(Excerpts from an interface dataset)
·····

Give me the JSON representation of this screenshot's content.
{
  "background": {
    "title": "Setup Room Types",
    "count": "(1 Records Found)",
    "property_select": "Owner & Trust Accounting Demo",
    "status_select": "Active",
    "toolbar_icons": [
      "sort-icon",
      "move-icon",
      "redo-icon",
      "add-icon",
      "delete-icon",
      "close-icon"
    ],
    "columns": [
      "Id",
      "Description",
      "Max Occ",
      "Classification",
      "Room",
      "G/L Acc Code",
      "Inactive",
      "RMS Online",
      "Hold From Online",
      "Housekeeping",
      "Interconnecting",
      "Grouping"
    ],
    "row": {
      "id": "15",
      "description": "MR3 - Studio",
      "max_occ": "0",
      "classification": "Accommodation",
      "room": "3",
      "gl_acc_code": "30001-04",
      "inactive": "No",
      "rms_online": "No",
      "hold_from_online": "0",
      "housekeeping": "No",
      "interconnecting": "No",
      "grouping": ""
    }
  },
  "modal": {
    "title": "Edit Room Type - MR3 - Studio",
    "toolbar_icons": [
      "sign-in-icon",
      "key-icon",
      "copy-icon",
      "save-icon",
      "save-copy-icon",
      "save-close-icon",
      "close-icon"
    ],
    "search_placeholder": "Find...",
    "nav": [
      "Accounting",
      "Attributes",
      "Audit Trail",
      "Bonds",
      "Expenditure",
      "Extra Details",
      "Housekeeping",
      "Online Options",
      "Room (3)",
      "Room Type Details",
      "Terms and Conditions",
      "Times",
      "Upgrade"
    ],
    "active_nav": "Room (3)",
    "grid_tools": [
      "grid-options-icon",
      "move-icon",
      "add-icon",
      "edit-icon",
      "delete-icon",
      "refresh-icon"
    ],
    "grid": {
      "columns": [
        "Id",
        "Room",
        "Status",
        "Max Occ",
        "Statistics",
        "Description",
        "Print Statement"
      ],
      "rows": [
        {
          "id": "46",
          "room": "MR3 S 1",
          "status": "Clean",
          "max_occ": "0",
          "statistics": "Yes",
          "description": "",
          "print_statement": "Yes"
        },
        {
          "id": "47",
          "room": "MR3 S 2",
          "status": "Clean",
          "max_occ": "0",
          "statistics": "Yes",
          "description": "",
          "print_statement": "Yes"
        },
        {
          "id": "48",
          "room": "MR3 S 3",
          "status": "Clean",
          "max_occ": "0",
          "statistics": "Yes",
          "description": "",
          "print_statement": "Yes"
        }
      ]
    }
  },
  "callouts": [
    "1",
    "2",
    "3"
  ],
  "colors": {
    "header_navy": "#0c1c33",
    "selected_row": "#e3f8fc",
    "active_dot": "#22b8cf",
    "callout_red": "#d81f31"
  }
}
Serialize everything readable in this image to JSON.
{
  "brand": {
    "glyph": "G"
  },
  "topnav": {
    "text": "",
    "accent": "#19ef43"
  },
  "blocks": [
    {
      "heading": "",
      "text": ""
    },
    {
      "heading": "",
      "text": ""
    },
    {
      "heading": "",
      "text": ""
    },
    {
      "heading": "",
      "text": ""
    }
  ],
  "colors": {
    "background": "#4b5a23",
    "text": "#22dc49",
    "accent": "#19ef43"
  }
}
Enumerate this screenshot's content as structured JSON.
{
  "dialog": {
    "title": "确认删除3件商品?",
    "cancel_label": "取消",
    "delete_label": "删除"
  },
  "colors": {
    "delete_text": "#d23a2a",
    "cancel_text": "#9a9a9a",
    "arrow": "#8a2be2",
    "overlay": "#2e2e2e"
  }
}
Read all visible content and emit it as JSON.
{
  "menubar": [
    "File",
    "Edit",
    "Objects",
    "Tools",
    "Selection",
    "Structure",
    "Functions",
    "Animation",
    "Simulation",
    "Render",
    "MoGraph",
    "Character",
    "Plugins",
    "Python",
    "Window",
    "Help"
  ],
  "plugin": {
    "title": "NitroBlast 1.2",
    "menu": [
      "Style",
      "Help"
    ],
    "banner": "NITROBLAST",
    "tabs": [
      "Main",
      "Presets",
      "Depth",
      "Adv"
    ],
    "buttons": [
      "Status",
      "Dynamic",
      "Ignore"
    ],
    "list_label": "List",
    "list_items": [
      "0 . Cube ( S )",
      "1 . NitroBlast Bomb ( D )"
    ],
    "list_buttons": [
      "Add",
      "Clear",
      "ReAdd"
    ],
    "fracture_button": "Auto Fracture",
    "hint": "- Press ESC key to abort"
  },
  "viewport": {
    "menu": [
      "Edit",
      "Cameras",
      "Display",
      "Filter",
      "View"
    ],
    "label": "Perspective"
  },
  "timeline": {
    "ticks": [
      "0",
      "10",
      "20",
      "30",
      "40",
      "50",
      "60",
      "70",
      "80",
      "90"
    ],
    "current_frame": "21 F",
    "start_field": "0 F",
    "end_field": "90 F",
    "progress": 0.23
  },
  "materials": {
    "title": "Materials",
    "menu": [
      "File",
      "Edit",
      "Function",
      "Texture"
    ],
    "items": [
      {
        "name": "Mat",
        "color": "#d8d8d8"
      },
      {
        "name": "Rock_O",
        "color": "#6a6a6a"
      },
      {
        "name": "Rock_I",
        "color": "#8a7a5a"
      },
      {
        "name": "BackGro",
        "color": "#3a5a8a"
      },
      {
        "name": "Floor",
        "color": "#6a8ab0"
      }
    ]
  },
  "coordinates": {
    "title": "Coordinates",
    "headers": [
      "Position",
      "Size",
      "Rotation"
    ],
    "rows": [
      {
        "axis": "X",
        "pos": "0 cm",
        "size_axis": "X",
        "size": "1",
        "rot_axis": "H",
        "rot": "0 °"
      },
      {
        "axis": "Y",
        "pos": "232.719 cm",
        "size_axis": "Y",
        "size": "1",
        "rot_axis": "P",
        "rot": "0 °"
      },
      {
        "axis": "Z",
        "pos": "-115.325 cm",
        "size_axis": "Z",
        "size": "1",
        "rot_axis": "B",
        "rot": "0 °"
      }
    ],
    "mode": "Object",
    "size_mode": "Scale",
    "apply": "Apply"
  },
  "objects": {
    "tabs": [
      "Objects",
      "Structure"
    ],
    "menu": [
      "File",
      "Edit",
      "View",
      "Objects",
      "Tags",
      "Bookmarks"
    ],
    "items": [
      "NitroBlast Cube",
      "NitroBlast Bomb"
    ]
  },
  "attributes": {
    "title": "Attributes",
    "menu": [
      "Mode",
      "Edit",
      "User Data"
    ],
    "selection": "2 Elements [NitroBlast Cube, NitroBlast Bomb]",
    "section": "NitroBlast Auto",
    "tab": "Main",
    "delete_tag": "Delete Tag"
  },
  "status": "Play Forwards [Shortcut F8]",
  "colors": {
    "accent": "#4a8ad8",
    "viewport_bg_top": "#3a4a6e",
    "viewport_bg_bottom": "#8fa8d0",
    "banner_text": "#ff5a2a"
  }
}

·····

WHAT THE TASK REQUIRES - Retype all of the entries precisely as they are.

RESULT FOR THIS EXERCISE -
Give me the JSON representation of this screenshot's content.
{
  "background": {
    "title": "Setup Room Types",
    "count": "(1 Records Found)",
    "property_select": "Owner & Trust Accounting Demo",
    "status_select": "Active",
    "toolbar_icons": [
      "sort-icon",
      "move-icon",
      "redo-icon",
      "add-icon",
      "delete-icon",
      "close-icon"
    ],
    "columns": [
      "Id",
      "Description",
      "Max Occ",
      "Classification",
      "Room",
      "G/L Acc Code",
      "Inactive",
      "RMS Online",
      "Hold From Online",
      "Housekeeping",
      "Interconnecting",
      "Grouping"
    ],
    "row": {
      "id": "15",
      "description": "MR3 - Studio",
      "max_occ": "0",
      "classification": "Accommodation",
      "room": "3",
      "gl_acc_code": "30001-04",
      "inactive": "No",
      "rms_online": "No",
      "hold_from_online": "0",
      "housekeeping": "No",
      "interconnecting": "No",
      "grouping": ""
    }
  },
  "modal": {
    "title": "Edit Room Type - MR3 - Studio",
    "toolbar_icons": [
      "sign-in-icon",
      "key-icon",
      "copy-icon",
      "save-icon",
      "save-copy-icon",
      "save-close-icon",
      "close-icon"
    ],
    "search_placeholder": "Find...",
    "nav": [
      "Accounting",
      "Attributes",
      "Audit Trail",
      "Bonds",
      "Expenditure",
      "Extra Details",
      "Housekeeping",
      "Online Options",
      "Room (3)",
      "Room Type Details",
      "Terms and Conditions",
      "Times",
      "Upgrade"
    ],
    "active_nav": "Room (3)",
    "grid_tools": [
      "grid-options-icon",
      "move-icon",
      "add-icon",
      "edit-icon",
      "delete-icon",
      "refresh-icon"
    ],
    "grid": {
      "columns": [
        "Id",
        "Room",
        "Status",
        "Max Occ",
        "Statistics",
        "Description",
        "Print Statement"
      ],
      "rows": [
        {
          "id": "46",
          "room": "MR3 S 1",
          "status": "Clean",
          "max_occ": "0",
          "statistics": "Yes",
          "description": "",
          "print_statement": "Yes"
        },
        {
          "id": "47",
          "room": "MR3 S 2",
          "status": "Clean",
          "max_occ": "0",
          "statistics": "Yes",
          "description": "",
          "print_statement": "Yes"
        },
        {
          "id": "48",
          "room": "MR3 S 3",
          "status": "Clean",
          "max_occ": "0",
          "statistics": "Yes",
          "description": "",
          "print_statement": "Yes"
        }
      ]
    }
  },
  "callouts": [
    "1",
    "2",
    "3"
  ],
  "colors": {
    "header_navy": "#0c1c33",
    "selected_row": "#e3f8fc",
    "active_dot": "#22b8cf",
    "callout_red": "#d81f31"
  }
}
Serialize everything readable in this image to JSON.
{
  "brand": {
    "glyph": "G"
  },
  "topnav": {
    "text": "",
    "accent": "#19ef43"
  },
  "blocks": [
    {
      "heading": "",
      "text": ""
    },
    {
      "heading": "",
      "text": ""
    },
    {
      "heading": "",
      "text": ""
    },
    {
      "heading": "",
      "text": ""
    }
  ],
  "colors": {
    "background": "#4b5a23",
    "text": "#22dc49",
    "accent": "#19ef43"
  }
}
Enumerate this screenshot's content as structured JSON.
{
  "dialog": {
    "title": "确认删除3件商品?",
    "cancel_label": "取消",
    "delete_label": "删除"
  },
  "colors": {
    "delete_text": "#d23a2a",
    "cancel_text": "#9a9a9a",
    "arrow": "#8a2be2",
    "overlay": "#2e2e2e"
  }
}
Read all visible content and emit it as JSON.
{
  "menubar": [
    "File",
    "Edit",
    "Objects",
    "Tools",
    "Selection",
    "Structure",
    "Functions",
    "Animation",
    "Simulation",
    "Render",
    "MoGraph",
    "Character",
    "Plugins",
    "Python",
    "Window",
    "Help"
  ],
  "plugin": {
    "title": "NitroBlast 1.2",
    "menu": [
      "Style",
      "Help"
    ],
    "banner": "NITROBLAST",
    "tabs": [
      "Main",
      "Presets",
      "Depth",
      "Adv"
    ],
    "buttons": [
      "Status",
      "Dynamic",
      "Ignore"
    ],
    "list_label": "List",
    "list_items": [
      "0 . Cube ( S )",
      "1 . NitroBlast Bomb ( D )"
    ],
    "list_buttons": [
      "Add",
      "Clear",
      "ReAdd"
    ],
    "fracture_button": "Auto Fracture",
    "hint": "- Press ESC key to abort"
  },
  "viewport": {
    "menu": [
      "Edit",
      "Cameras",
      "Display",
      "Filter",
      "View"
    ],
    "label": "Perspective"
  },
  "timeline": {
    "ticks": [
      "0",
      "10",
      "20",
      "30",
      "40",
      "50",
      "60",
      "70",
      "80",
      "90"
    ],
    "current_frame": "21 F",
    "start_field": "0 F",
    "end_field": "90 F",
    "progress": 0.23
  },
  "materials": {
    "title": "Materials",
    "menu": [
      "File",
      "Edit",
      "Function",
      "Texture"
    ],
    "items": [
      {
        "name": "Mat",
        "color": "#d8d8d8"
      },
      {
        "name": "Rock_O",
        "color": "#6a6a6a"
      },
      {
        "name": "Rock_I",
        "color": "#8a7a5a"
      },
      {
        "name": "BackGro",
        "color": "#3a5a8a"
      },
      {
        "name": "Floor",
        "color": "#6a8ab0"
      }
    ]
  },
  "coordinates": {
    "title": "Coordinates",
    "headers": [
      "Position",
      "Size",
      "Rotation"
    ],
    "rows": [
      {
        "axis": "X",
        "pos": "0 cm",
        "size_axis": "X",
        "size": "1",
        "rot_axis": "H",
        "rot": "0 °"
      },
      {
        "axis": "Y",
        "pos": "232.719 cm",
        "size_axis": "Y",
        "size": "1",
        "rot_axis": "P",
        "rot": "0 °"
      },
      {
        "axis": "Z",
        "pos": "-115.325 cm",
        "size_axis": "Z",
        "size": "1",
        "rot_axis": "B",
        "rot": "0 °"
      }
    ],
    "mode": "Object",
    "size_mode": "Scale",
    "apply": "Apply"
  },
  "objects": {
    "tabs": [
      "Objects",
      "Structure"
    ],
    "menu": [
      "File",
      "Edit",
      "View",
      "Objects",
      "Tags",
      "Bookmarks"
    ],
    "items": [
      "NitroBlast Cube",
      "NitroBlast Bomb"
    ]
  },
  "attributes": {
    "title": "Attributes",
    "menu": [
      "Mode",
      "Edit",
      "User Data"
    ],
    "selection": "2 Elements [NitroBlast Cube, NitroBlast Bomb]",
    "section": "NitroBlast Auto",
    "tab": "Main",
    "delete_tag": "Delete Tag"
  },
  "status": "Play Forwards [Shortcut F8]",
  "colors": {
    "accent": "#4a8ad8",
    "viewport_bg_top": "#3a4a6e",
    "viewport_bg_bottom": "#8fa8d0",
    "banner_text": "#ff5a2a"
  }
}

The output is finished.